Your answer should be each line of the entries that contains the word "structured", copied in full.

--- Data Enclosed Below ---

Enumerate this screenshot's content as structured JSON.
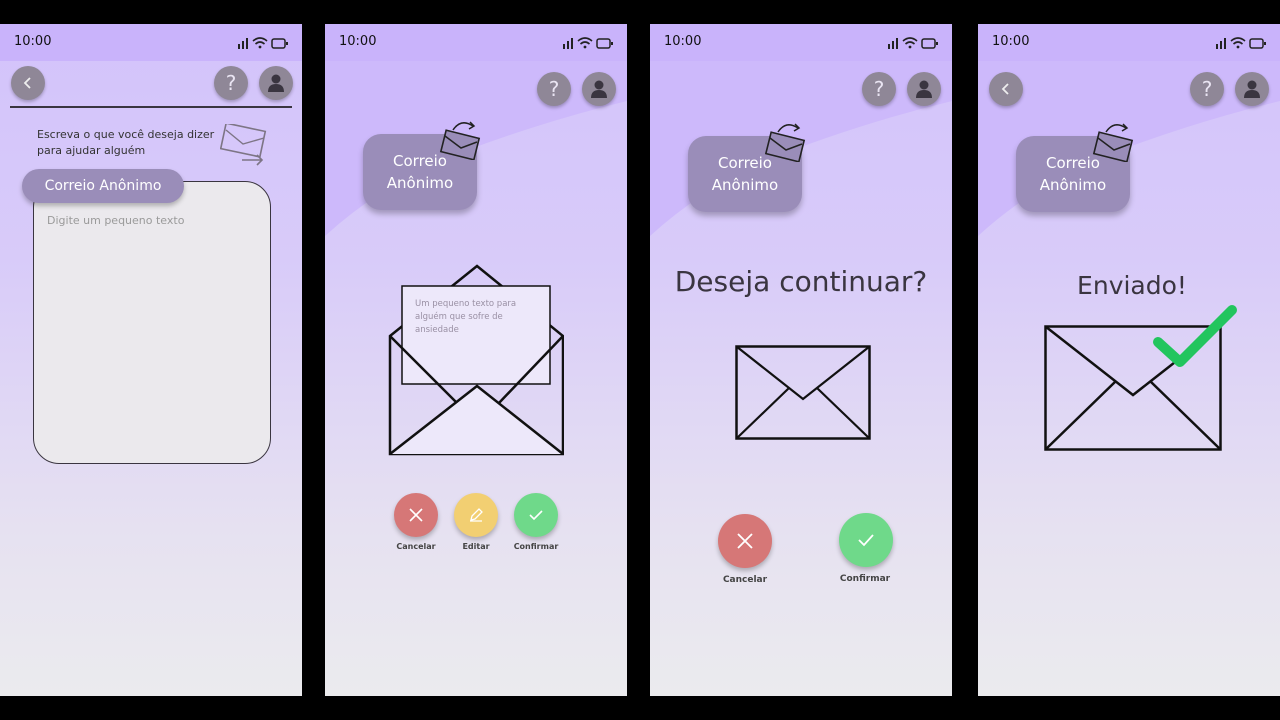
{
  "status_time": "10:00",
  "screen1": {
    "instruction": "Escreva o que você deseja dizer para ajudar alguém",
    "tab_label": "Correio Anônimo",
    "text_placeholder": "Digite um pequeno texto"
  },
  "screen2": {
    "brand": [
      "Correio",
      "Anônimo"
    ],
    "letter_text": "Um pequeno texto para alguém que sofre de ansiedade",
    "cancel_label": "Cancelar",
    "edit_label": "Editar",
    "confirm_label": "Confirmar"
  },
  "screen3": {
    "brand": [
      "Correio",
      "Anônimo"
    ],
    "question": "Deseja continuar?",
    "cancel_label": "Cancelar",
    "confirm_label": "Confirmar"
  },
  "screen4": {
    "brand": [
      "Correio",
      "Anônimo"
    ],
    "sent": "Enviado!"
  },
  "colors": {
    "status_bar": "#c9b3fb",
    "brand_button": "#9a8db9",
    "cancel": "#d67777",
    "edit": "#f2cf72",
    "confirm": "#6fd98a",
    "check": "#22c55e"
  }
}
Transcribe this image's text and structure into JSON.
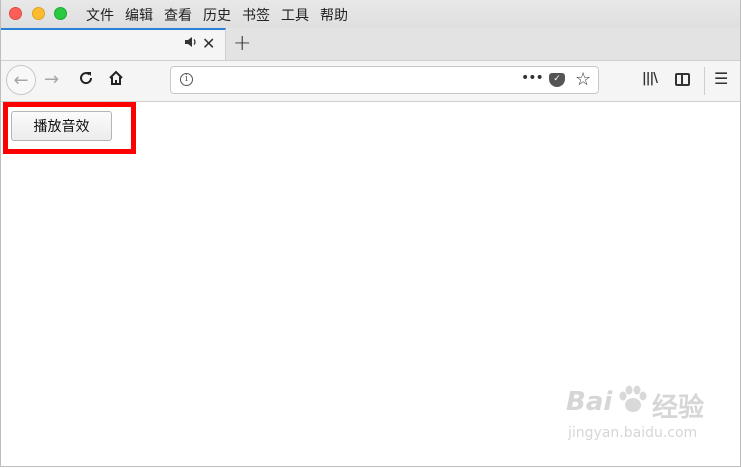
{
  "window": {
    "menu": [
      "文件",
      "编辑",
      "查看",
      "历史",
      "书签",
      "工具",
      "帮助"
    ]
  },
  "tab": {
    "audio_icon": "speaker-icon",
    "close_glyph": "✕",
    "new_tab_glyph": "+"
  },
  "nav": {
    "url_value": "",
    "url_placeholder": ""
  },
  "content": {
    "button_label": "播放音效",
    "highlight_color": "#ff0000"
  },
  "watermark": {
    "brand": "Bai",
    "brand_suffix": "经验",
    "url": "jingyan.baidu.com"
  }
}
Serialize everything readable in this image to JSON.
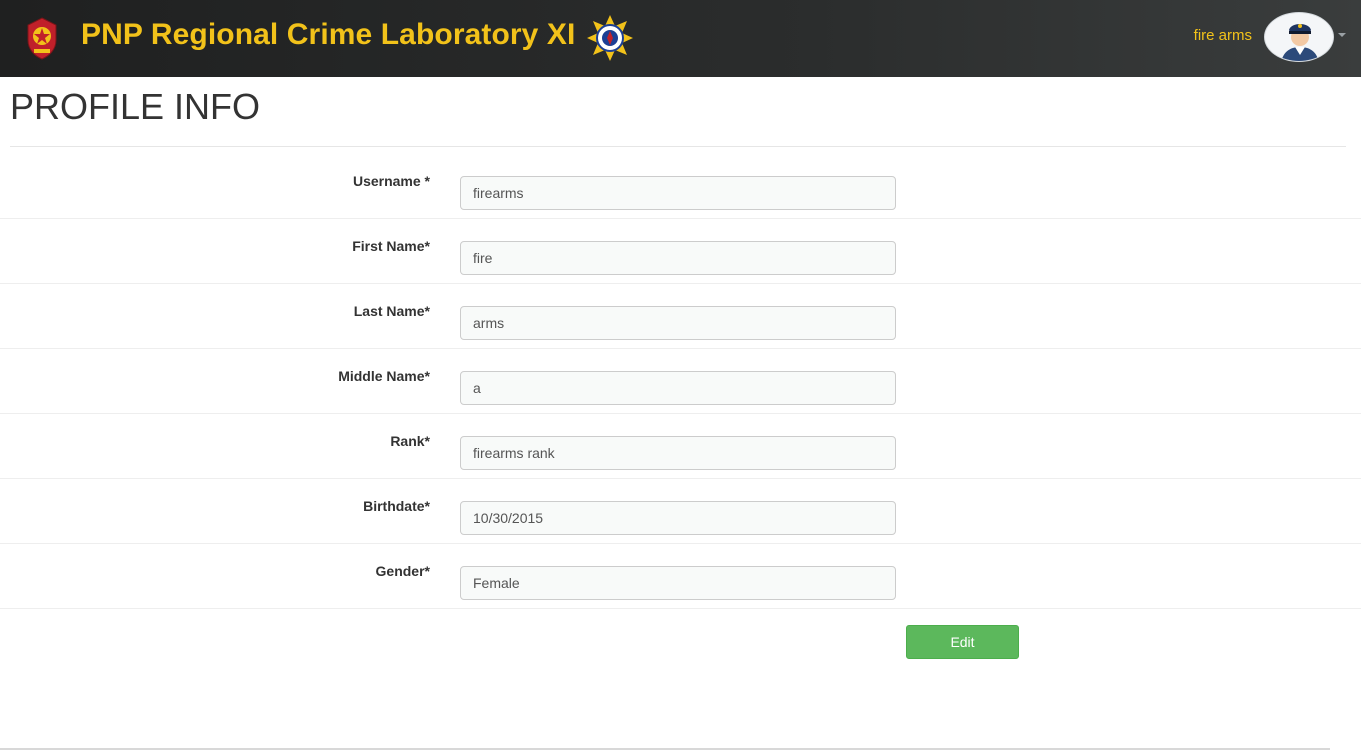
{
  "header": {
    "title": "PNP Regional Crime Laboratory XI",
    "user_name": "fire arms",
    "title_color": "#f2c21a",
    "left_logo_icon": "pnp-seal-icon",
    "right_logo_icon": "crime-lab-badge-icon",
    "avatar_icon": "police-officer-avatar-icon"
  },
  "page": {
    "title": "PROFILE INFO"
  },
  "form": {
    "fields": [
      {
        "label": "Username *",
        "value": "firearms"
      },
      {
        "label": "First Name*",
        "value": "fire"
      },
      {
        "label": "Last Name*",
        "value": "arms"
      },
      {
        "label": "Middle Name*",
        "value": "a"
      },
      {
        "label": "Rank*",
        "value": "firearms rank"
      },
      {
        "label": "Birthdate*",
        "value": "10/30/2015"
      },
      {
        "label": "Gender*",
        "value": "Female"
      }
    ],
    "edit_label": "Edit",
    "edit_color": "#5cb85c"
  }
}
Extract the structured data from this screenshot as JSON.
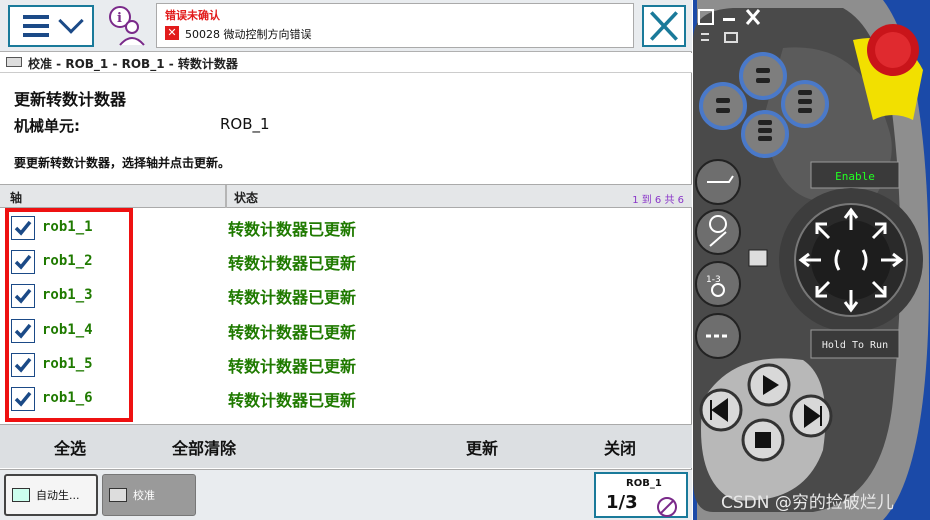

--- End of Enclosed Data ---

Solved exercise:
Enumerate this screenshot's content as structured JSON.
Extract the structured data from this screenshot as JSON.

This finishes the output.